-- Work item --
Find every line in the entries that holds the string "CTARM" and report it.

-- Source records --
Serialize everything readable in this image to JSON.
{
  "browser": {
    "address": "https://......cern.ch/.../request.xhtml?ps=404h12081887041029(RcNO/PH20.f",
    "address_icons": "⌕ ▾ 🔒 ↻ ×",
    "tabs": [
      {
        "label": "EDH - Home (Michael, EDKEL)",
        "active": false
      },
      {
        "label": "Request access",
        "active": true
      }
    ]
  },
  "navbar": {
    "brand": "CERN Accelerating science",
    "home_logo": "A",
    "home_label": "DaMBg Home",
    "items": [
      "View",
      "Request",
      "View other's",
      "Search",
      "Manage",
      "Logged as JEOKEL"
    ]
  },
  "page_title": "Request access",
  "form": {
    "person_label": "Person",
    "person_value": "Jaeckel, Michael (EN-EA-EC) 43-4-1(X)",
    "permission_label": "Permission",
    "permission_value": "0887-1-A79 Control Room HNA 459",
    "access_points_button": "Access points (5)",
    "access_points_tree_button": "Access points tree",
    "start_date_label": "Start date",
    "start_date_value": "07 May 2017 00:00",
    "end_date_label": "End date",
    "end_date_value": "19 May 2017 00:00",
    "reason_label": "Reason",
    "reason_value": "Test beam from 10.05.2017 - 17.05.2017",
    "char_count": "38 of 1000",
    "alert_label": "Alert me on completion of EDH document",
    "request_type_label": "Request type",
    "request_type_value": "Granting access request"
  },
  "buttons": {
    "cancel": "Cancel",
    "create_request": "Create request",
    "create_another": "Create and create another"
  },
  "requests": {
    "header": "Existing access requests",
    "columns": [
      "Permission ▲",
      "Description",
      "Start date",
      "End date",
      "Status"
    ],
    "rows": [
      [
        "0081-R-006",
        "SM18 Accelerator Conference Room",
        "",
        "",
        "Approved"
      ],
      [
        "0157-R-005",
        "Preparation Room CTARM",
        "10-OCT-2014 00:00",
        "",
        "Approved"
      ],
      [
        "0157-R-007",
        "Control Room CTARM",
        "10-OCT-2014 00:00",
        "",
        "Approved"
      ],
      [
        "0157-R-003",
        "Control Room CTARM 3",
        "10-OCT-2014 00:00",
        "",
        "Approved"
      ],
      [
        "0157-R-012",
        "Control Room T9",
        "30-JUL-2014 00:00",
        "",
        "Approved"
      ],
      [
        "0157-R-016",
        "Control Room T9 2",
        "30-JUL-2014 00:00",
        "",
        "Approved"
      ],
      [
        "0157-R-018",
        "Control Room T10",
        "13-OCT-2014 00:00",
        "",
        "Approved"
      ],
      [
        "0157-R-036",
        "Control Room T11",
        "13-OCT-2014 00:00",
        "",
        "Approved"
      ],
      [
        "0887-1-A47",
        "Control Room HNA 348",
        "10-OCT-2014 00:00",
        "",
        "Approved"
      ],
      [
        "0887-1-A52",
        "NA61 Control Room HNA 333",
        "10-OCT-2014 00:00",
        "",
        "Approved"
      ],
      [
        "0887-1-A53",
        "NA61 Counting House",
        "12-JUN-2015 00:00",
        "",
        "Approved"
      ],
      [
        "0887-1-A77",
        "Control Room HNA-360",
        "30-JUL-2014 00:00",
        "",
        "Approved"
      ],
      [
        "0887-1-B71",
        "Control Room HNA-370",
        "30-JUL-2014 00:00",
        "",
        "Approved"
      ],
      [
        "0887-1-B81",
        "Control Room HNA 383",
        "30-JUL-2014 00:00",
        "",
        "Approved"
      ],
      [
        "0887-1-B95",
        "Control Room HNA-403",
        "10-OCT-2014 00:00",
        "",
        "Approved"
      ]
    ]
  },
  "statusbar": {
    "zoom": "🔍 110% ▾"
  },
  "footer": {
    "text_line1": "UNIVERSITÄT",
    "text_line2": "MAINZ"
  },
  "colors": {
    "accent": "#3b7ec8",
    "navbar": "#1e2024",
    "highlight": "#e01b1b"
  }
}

-- Answer to this task --
        "Preparation Room CTARM",
        "Control Room CTARM",
        "Control Room CTARM 3",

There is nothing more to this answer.